> **Exercise brief**:
Which lines below include the string "icon"? Please show each one.

> **Interface dataset entries**:
──────────────────────────────

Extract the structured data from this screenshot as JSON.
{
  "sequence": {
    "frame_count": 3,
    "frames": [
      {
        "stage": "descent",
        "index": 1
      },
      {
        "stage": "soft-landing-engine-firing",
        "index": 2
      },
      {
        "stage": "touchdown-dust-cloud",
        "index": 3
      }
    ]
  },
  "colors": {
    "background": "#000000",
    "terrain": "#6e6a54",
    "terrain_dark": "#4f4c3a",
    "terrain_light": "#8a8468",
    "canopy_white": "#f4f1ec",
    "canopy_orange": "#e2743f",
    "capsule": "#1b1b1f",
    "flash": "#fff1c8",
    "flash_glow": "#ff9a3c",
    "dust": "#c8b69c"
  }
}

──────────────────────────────

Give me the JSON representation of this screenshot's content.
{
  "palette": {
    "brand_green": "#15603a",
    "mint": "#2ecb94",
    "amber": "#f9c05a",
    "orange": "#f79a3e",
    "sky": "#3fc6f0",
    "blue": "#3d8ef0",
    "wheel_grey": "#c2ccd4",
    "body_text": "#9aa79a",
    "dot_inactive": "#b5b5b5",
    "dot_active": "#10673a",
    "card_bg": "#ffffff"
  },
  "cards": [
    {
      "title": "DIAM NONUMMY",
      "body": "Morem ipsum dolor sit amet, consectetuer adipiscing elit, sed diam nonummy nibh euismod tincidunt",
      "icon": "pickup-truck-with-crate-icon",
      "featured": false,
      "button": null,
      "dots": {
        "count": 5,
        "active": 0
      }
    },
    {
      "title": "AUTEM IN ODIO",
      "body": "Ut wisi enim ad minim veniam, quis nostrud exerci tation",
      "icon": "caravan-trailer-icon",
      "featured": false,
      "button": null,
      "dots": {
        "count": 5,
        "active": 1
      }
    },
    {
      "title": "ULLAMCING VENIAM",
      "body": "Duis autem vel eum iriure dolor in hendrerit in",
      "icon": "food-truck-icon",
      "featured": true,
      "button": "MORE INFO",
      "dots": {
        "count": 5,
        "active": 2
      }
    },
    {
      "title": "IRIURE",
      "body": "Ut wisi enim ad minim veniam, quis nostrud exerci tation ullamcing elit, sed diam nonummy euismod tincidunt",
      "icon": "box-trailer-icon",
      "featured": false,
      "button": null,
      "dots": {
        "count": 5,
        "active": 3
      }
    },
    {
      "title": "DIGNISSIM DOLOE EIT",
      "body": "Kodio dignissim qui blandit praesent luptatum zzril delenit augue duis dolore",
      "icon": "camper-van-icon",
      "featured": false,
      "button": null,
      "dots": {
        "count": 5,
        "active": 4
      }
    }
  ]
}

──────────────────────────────

> **Solution to this task**:
      "icon": "pickup-truck-with-crate-icon",
      "icon": "caravan-trailer-icon",
      "icon": "food-truck-icon",
      "icon": "box-trailer-icon",
      "icon": "camper-van-icon",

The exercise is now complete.